The Relationship Between Financial Stability and Political System
Financial stability is an objective or a subjective property of a financial system that dissipates sudden financial imbalances which appear endogenously due to significant external events or endogenously due to the impact of internal factors like inflation. The term ‘financial stability does not clearly define financial stability; instead, it depends on the inputs provided for assessing and classifying financial situations and trends. For this reason, the term may be usefully used in conjunction with other related terms and concepts.
As far as the concept of financial stability is concerned, the following definition may illustrate the various shades and nuances in the related concept. In the simplest terms, financial stability is the state of satisfying the credit demands of diverse financial institutions, both domestic and foreign, both in terms of volume and quality of loans. Thus, in a volatile financial system, even if domestic banks can meet credit demands, there would be a significant risk of their failure to do so. Domestic banks may still find it difficult in a highly stable financial market but not impossible to meet credit demands regularly.
Financial stability can be viewed from two different perspectives. On the one hand, some analysts maintain that financial stability is the ability of credit markets to operate smoothly even amidst increasing turbulence and market fluctuations. This view assumes that the existence and vibrancy of the financial markets are largely affected by the ability of financial institutions to undertake debt management and interest rate negotiations with their creditors. They argue that credit conditions are perfectly responsive to changes in domestic monetary policy, credit quality, and credit risk.

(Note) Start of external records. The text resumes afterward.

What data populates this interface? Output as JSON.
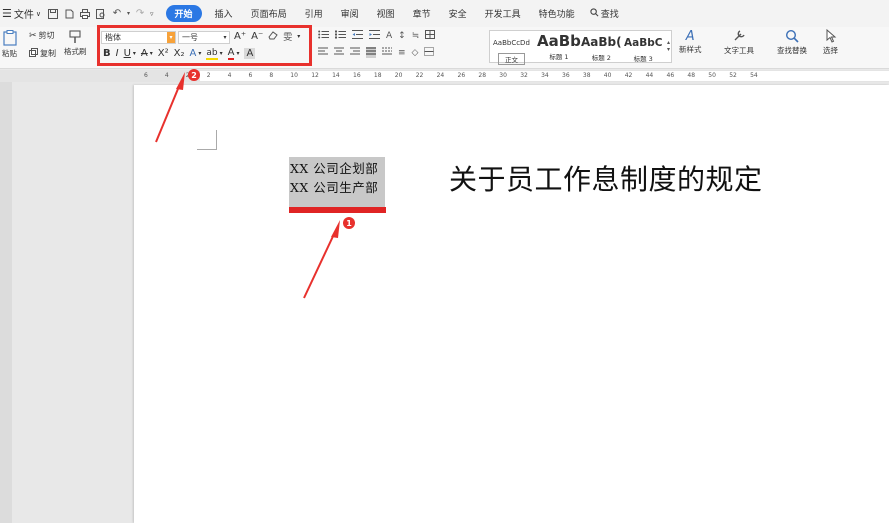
{
  "menubar": {
    "file_label": "文件",
    "tabs": [
      "开始",
      "插入",
      "页面布局",
      "引用",
      "审阅",
      "视图",
      "章节",
      "安全",
      "开发工具",
      "特色功能"
    ],
    "active_tab": "开始",
    "search_label": "查找"
  },
  "ribbon": {
    "paste_label": "粘贴",
    "cut_label": "剪切",
    "copy_label": "复制",
    "format_painter_label": "格式刷",
    "font_name": "楷体",
    "font_size": "一号",
    "bold": "B",
    "italic": "I",
    "underline": "U",
    "strikethrough": "A",
    "superscript": "X²",
    "subscript": "X₂",
    "text_effect": "A",
    "highlight": "ab",
    "font_color": "A",
    "char_shading": "A",
    "grow_font": "A⁺",
    "shrink_font": "A⁻",
    "styles": [
      {
        "preview": "AaBbCcDd",
        "label": "正文"
      },
      {
        "preview": "AaBb",
        "label": "标题 1"
      },
      {
        "preview": "AaBb(",
        "label": "标题 2"
      },
      {
        "preview": "AaBbC",
        "label": "标题 3"
      }
    ],
    "new_style_label": "新样式",
    "text_tools_label": "文字工具",
    "find_replace_label": "查找替换",
    "select_label": "选择"
  },
  "ruler": {
    "numbers": [
      "6",
      "4",
      "2",
      "2",
      "4",
      "6",
      "8",
      "10",
      "12",
      "14",
      "16",
      "18",
      "20",
      "22",
      "24",
      "26",
      "28",
      "30",
      "32",
      "34",
      "36",
      "38",
      "40",
      "42",
      "44",
      "46",
      "48",
      "50",
      "52",
      "54"
    ]
  },
  "document": {
    "dept_lines": [
      "XX 公司企划部",
      "XX 公司生产部"
    ],
    "title": "关于员工作息制度的规定"
  },
  "annotations": {
    "badge_1": "1",
    "badge_2": "2"
  },
  "colors": {
    "accent": "#2b78e4",
    "highlight_red": "#e8312d",
    "selection_gray": "#c8c8c8"
  }
}
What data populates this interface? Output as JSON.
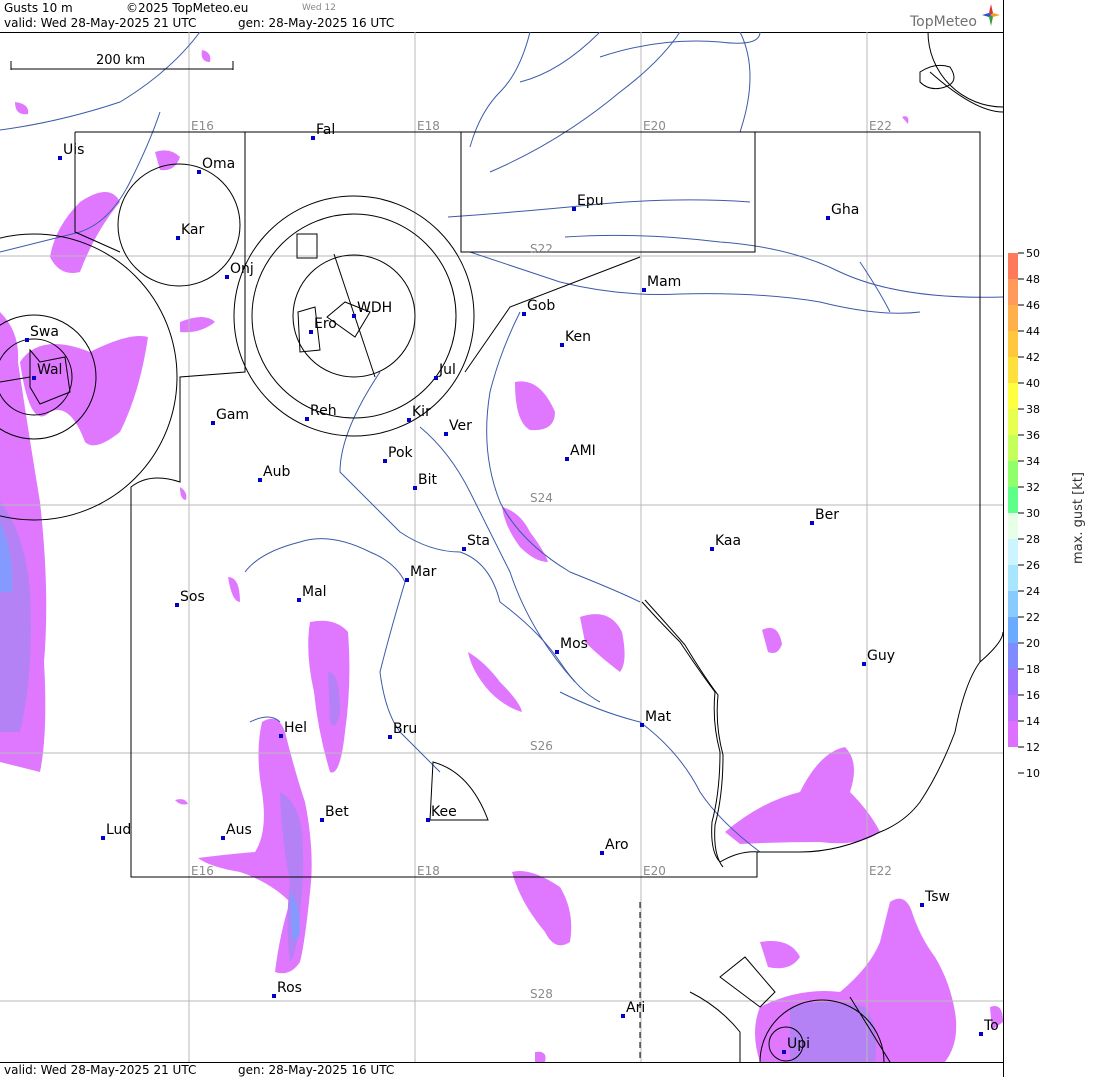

Thus, even if domestic banks experience a prolonged recession accompanied by global financial difficulties, they will be able to absorb these adverse effects through appropriate credit programs and by raising interest rates progressively.
On the other hand, another school of thought argues that the concept of financial stability pertains to the financial system’s ability to continue operating normally despite economic and political instability. It, therefore, assumes that the existence and vibrancy of the financial systems are independent of the state of the real economy. If everything else is functioning normally, this school maintains, the existence of the real economy will not affect the performance of the financial system. On the other hand, a growing number of analysts believe that financial stability refers to a certain level of growth in the real economy against the backdrop of adverse external factors. These critics argue that credit conditions will start to deteriorate if the state of the real economy is not sound. In their opinion, even if the state of the real economy improves, the ability of financial institutions to undertake debt management and interest rate negotiations will still be impaired by the prevailing uncertainty.
In determining the existence and level of financial stability, some analysts consider the performance of both the domestic and the foreign economies during periods of financial volatility. For instance, during the period leading up to the Asian economic crisis, the stock market fell by more than 20 percent in some developed countries, while in developed countries, equity prices declined by more than half. The stock market was able to bounce back as the government provided financial support for the stock markets. However, financial instability does not appear to have been an accurate depiction of the condition of the real economy during that period.
Another measure of the health of the financial systems comes from the level of trustworthiness of the financial systems. Trustworthy financial systems can provide detailed information about the transactions in their portfolio, including the assets held by the institution and the current positions of its portfolio holdings. This type of quantitative analysis is useful for identifying the relationships between institutions and their portfolio investments. Financial stability, therefore, refers to the ability of the financial systems to provide reliable information about their holdings.
Another important indicator of financial stability is the existence and level of internal efficiency. The degree to which institutions possess effective internal control measures is the main determinant of the probability of financial stability. In theory, efficient internal control mechanisms would reduce external risks by allowing institutions to borrow at lower interest rates or riskier securities if they are required to do so. Financial systems that are less efficient in this regard may have higher risks and therefore have a lower probability of maintaining a high level of systemic balance.
One way of assessing financial stability is through the measures of institutional risk. This includes the probability of systemwide loss and the probability of institutional loss on specific portfolios. The higher the probability of systemic loss, the greater the risk of losses to other parts of the financial system. Systemic loss refers to the total losses to the entire system as a whole, even if some parts experience positive performance. Some signs of increased systemic loss include increasing credit losses as well as declines in market capitalization.